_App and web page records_
☆ ☆ ☆ ☆

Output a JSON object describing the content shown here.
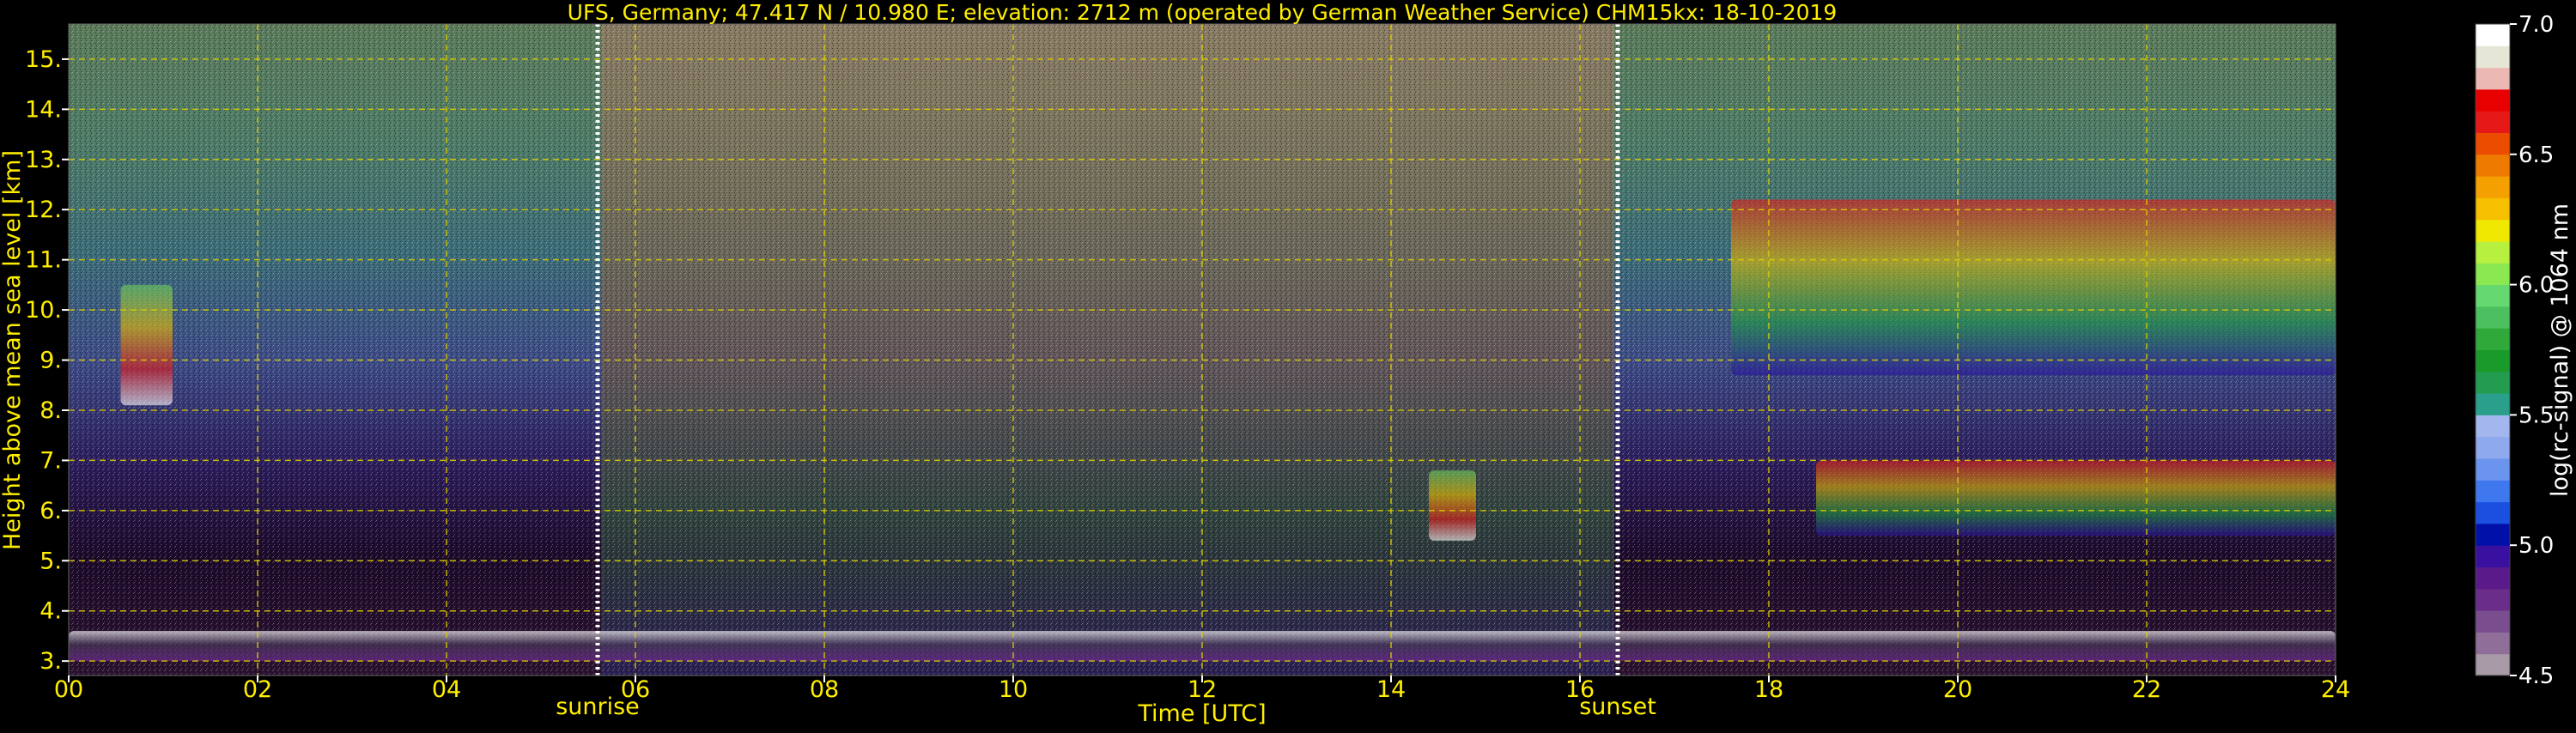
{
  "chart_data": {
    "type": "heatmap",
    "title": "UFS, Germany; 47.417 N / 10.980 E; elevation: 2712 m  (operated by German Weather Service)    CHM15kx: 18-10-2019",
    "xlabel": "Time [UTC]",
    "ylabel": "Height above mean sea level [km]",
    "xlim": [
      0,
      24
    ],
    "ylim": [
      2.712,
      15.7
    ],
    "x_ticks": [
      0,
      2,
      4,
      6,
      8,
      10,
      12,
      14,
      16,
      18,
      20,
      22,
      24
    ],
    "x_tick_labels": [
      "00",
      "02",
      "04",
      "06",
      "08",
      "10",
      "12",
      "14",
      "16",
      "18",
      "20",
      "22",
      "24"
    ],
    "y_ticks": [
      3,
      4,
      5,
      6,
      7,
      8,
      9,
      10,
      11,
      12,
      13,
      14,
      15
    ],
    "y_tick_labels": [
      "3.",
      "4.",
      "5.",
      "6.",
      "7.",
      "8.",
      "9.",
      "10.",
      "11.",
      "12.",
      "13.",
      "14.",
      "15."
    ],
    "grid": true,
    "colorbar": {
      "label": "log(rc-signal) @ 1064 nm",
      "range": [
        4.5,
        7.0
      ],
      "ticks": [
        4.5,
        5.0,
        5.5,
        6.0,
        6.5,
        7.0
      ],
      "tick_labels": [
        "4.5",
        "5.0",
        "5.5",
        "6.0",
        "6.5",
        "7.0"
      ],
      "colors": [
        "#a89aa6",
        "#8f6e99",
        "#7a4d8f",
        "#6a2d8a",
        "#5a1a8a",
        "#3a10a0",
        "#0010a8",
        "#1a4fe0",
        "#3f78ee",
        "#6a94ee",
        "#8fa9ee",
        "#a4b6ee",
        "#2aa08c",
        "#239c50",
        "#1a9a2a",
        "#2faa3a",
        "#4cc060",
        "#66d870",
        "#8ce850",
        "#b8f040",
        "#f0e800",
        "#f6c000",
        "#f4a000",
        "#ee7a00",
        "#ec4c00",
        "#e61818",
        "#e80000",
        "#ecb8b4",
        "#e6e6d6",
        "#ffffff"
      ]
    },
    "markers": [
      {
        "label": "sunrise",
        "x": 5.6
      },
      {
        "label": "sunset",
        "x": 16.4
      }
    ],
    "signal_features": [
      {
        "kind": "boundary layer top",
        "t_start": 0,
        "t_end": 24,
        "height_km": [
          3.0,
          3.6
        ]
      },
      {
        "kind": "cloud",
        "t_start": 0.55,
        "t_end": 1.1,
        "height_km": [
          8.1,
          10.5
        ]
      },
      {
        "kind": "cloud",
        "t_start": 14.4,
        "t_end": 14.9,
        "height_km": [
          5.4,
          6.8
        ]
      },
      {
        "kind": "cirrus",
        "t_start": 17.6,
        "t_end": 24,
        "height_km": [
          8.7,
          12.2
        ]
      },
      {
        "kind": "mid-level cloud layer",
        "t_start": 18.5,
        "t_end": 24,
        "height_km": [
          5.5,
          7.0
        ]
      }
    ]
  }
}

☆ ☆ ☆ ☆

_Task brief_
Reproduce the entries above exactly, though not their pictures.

_Exercise response_
Output a JSON object describing the content shown here.
{
  "chart_data": {
    "type": "heatmap",
    "title": "UFS, Germany; 47.417 N / 10.980 E; elevation: 2712 m  (operated by German Weather Service)    CHM15kx: 18-10-2019",
    "xlabel": "Time [UTC]",
    "ylabel": "Height above mean sea level [km]",
    "xlim": [
      0,
      24
    ],
    "ylim": [
      2.712,
      15.7
    ],
    "x_ticks": [
      0,
      2,
      4,
      6,
      8,
      10,
      12,
      14,
      16,
      18,
      20,
      22,
      24
    ],
    "x_tick_labels": [
      "00",
      "02",
      "04",
      "06",
      "08",
      "10",
      "12",
      "14",
      "16",
      "18",
      "20",
      "22",
      "24"
    ],
    "y_ticks": [
      3,
      4,
      5,
      6,
      7,
      8,
      9,
      10,
      11,
      12,
      13,
      14,
      15
    ],
    "y_tick_labels": [
      "3.",
      "4.",
      "5.",
      "6.",
      "7.",
      "8.",
      "9.",
      "10.",
      "11.",
      "12.",
      "13.",
      "14.",
      "15."
    ],
    "grid": true,
    "colorbar": {
      "label": "log(rc-signal) @ 1064 nm",
      "range": [
        4.5,
        7.0
      ],
      "ticks": [
        4.5,
        5.0,
        5.5,
        6.0,
        6.5,
        7.0
      ],
      "tick_labels": [
        "4.5",
        "5.0",
        "5.5",
        "6.0",
        "6.5",
        "7.0"
      ],
      "colors": [
        "#a89aa6",
        "#8f6e99",
        "#7a4d8f",
        "#6a2d8a",
        "#5a1a8a",
        "#3a10a0",
        "#0010a8",
        "#1a4fe0",
        "#3f78ee",
        "#6a94ee",
        "#8fa9ee",
        "#a4b6ee",
        "#2aa08c",
        "#239c50",
        "#1a9a2a",
        "#2faa3a",
        "#4cc060",
        "#66d870",
        "#8ce850",
        "#b8f040",
        "#f0e800",
        "#f6c000",
        "#f4a000",
        "#ee7a00",
        "#ec4c00",
        "#e61818",
        "#e80000",
        "#ecb8b4",
        "#e6e6d6",
        "#ffffff"
      ]
    },
    "markers": [
      {
        "label": "sunrise",
        "x": 5.6
      },
      {
        "label": "sunset",
        "x": 16.4
      }
    ],
    "signal_features": [
      {
        "kind": "boundary layer top",
        "t_start": 0,
        "t_end": 24,
        "height_km": [
          3.0,
          3.6
        ]
      },
      {
        "kind": "cloud",
        "t_start": 0.55,
        "t_end": 1.1,
        "height_km": [
          8.1,
          10.5
        ]
      },
      {
        "kind": "cloud",
        "t_start": 14.4,
        "t_end": 14.9,
        "height_km": [
          5.4,
          6.8
        ]
      },
      {
        "kind": "cirrus",
        "t_start": 17.6,
        "t_end": 24,
        "height_km": [
          8.7,
          12.2
        ]
      },
      {
        "kind": "mid-level cloud layer",
        "t_start": 18.5,
        "t_end": 24,
        "height_km": [
          5.5,
          7.0
        ]
      }
    ]
  }
}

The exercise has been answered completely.